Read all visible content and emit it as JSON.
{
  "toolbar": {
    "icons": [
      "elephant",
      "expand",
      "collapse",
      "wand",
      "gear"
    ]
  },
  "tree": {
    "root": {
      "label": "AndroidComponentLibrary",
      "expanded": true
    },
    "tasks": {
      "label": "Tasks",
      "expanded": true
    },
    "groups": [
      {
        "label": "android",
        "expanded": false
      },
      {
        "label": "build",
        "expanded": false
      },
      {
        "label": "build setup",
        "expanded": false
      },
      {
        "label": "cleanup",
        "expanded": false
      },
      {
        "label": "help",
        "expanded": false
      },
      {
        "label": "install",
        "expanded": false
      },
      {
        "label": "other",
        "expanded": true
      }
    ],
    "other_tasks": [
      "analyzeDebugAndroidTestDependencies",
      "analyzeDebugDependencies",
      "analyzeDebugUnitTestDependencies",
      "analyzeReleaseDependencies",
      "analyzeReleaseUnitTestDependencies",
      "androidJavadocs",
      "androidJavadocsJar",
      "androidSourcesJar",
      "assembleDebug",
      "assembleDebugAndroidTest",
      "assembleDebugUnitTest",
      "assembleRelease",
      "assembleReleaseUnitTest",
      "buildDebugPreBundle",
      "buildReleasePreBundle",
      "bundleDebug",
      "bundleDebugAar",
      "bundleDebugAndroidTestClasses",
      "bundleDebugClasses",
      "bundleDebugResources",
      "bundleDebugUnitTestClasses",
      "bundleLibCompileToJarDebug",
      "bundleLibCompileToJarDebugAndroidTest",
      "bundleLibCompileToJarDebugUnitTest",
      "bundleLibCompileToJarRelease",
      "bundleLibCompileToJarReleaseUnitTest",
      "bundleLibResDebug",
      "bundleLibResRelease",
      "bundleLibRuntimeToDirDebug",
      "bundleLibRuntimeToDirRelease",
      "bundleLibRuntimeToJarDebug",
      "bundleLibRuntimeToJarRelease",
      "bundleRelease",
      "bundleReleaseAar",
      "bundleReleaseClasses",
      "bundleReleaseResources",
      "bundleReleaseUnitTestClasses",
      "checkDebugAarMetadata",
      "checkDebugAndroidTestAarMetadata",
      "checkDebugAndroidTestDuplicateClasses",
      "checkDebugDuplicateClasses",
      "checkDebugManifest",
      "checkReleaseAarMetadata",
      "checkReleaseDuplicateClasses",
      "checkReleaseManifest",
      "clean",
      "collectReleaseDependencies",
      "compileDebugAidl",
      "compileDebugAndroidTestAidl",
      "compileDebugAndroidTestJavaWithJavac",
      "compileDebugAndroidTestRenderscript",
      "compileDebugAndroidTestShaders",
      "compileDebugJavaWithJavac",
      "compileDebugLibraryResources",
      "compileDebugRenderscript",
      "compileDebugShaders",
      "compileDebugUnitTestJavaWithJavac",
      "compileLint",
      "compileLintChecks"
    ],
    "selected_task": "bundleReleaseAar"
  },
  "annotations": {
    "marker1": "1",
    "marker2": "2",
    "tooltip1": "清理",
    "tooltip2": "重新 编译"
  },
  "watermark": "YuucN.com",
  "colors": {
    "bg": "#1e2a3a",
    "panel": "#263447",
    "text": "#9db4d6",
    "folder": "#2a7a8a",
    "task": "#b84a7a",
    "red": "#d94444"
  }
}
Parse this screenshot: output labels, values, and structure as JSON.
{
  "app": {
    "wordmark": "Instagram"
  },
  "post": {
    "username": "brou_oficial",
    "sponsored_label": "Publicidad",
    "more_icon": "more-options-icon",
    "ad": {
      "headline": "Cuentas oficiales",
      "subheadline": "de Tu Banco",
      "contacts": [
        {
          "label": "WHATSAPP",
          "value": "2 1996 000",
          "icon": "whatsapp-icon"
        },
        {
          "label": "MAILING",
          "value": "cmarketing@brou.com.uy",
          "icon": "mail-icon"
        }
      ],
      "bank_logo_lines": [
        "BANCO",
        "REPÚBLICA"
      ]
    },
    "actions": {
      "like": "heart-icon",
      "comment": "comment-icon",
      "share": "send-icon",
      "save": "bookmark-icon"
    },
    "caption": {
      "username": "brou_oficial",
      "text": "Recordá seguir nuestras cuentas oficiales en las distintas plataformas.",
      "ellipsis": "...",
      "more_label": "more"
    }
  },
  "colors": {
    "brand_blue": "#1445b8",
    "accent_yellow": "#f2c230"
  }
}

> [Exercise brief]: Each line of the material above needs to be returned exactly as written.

> [Answer for this exercise]:
Read all visible content and emit it as JSON.
{
  "toolbar": {
    "icons": [
      "elephant",
      "expand",
      "collapse",
      "wand",
      "gear"
    ]
  },
  "tree": {
    "root": {
      "label": "AndroidComponentLibrary",
      "expanded": true
    },
    "tasks": {
      "label": "Tasks",
      "expanded": true
    },
    "groups": [
      {
        "label": "android",
        "expanded": false
      },
      {
        "label": "build",
        "expanded": false
      },
      {
        "label": "build setup",
        "expanded": false
      },
      {
        "label": "cleanup",
        "expanded": false
      },
      {
        "label": "help",
        "expanded": false
      },
      {
        "label": "install",
        "expanded": false
      },
      {
        "label": "other",
        "expanded": true
      }
    ],
    "other_tasks": [
      "analyzeDebugAndroidTestDependencies",
      "analyzeDebugDependencies",
      "analyzeDebugUnitTestDependencies",
      "analyzeReleaseDependencies",
      "analyzeReleaseUnitTestDependencies",
      "androidJavadocs",
      "androidJavadocsJar",
      "androidSourcesJar",
      "assembleDebug",
      "assembleDebugAndroidTest",
      "assembleDebugUnitTest",
      "assembleRelease",
      "assembleReleaseUnitTest",
      "buildDebugPreBundle",
      "buildReleasePreBundle",
      "bundleDebug",
      "bundleDebugAar",
      "bundleDebugAndroidTestClasses",
      "bundleDebugClasses",
      "bundleDebugResources",
      "bundleDebugUnitTestClasses",
      "bundleLibCompileToJarDebug",
      "bundleLibCompileToJarDebugAndroidTest",
      "bundleLibCompileToJarDebugUnitTest",
      "bundleLibCompileToJarRelease",
      "bundleLibCompileToJarReleaseUnitTest",
      "bundleLibResDebug",
      "bundleLibResRelease",
      "bundleLibRuntimeToDirDebug",
      "bundleLibRuntimeToDirRelease",
      "bundleLibRuntimeToJarDebug",
      "bundleLibRuntimeToJarRelease",
      "bundleRelease",
      "bundleReleaseAar",
      "bundleReleaseClasses",
      "bundleReleaseResources",
      "bundleReleaseUnitTestClasses",
      "checkDebugAarMetadata",
      "checkDebugAndroidTestAarMetadata",
      "checkDebugAndroidTestDuplicateClasses",
      "checkDebugDuplicateClasses",
      "checkDebugManifest",
      "checkReleaseAarMetadata",
      "checkReleaseDuplicateClasses",
      "checkReleaseManifest",
      "clean",
      "collectReleaseDependencies",
      "compileDebugAidl",
      "compileDebugAndroidTestAidl",
      "compileDebugAndroidTestJavaWithJavac",
      "compileDebugAndroidTestRenderscript",
      "compileDebugAndroidTestShaders",
      "compileDebugJavaWithJavac",
      "compileDebugLibraryResources",
      "compileDebugRenderscript",
      "compileDebugShaders",
      "compileDebugUnitTestJavaWithJavac",
      "compileLint",
      "compileLintChecks"
    ],
    "selected_task": "bundleReleaseAar"
  },
  "annotations": {
    "marker1": "1",
    "marker2": "2",
    "tooltip1": "清理",
    "tooltip2": "重新 编译"
  },
  "watermark": "YuucN.com",
  "colors": {
    "bg": "#1e2a3a",
    "panel": "#263447",
    "text": "#9db4d6",
    "folder": "#2a7a8a",
    "task": "#b84a7a",
    "red": "#d94444"
  }
}
Parse this screenshot: output labels, values, and structure as JSON.
{
  "app": {
    "wordmark": "Instagram"
  },
  "post": {
    "username": "brou_oficial",
    "sponsored_label": "Publicidad",
    "more_icon": "more-options-icon",
    "ad": {
      "headline": "Cuentas oficiales",
      "subheadline": "de Tu Banco",
      "contacts": [
        {
          "label": "WHATSAPP",
          "value": "2 1996 000",
          "icon": "whatsapp-icon"
        },
        {
          "label": "MAILING",
          "value": "cmarketing@brou.com.uy",
          "icon": "mail-icon"
        }
      ],
      "bank_logo_lines": [
        "BANCO",
        "REPÚBLICA"
      ]
    },
    "actions": {
      "like": "heart-icon",
      "comment": "comment-icon",
      "share": "send-icon",
      "save": "bookmark-icon"
    },
    "caption": {
      "username": "brou_oficial",
      "text": "Recordá seguir nuestras cuentas oficiales en las distintas plataformas.",
      "ellipsis": "...",
      "more_label": "more"
    }
  },
  "colors": {
    "brand_blue": "#1445b8",
    "accent_yellow": "#f2c230"
  }
}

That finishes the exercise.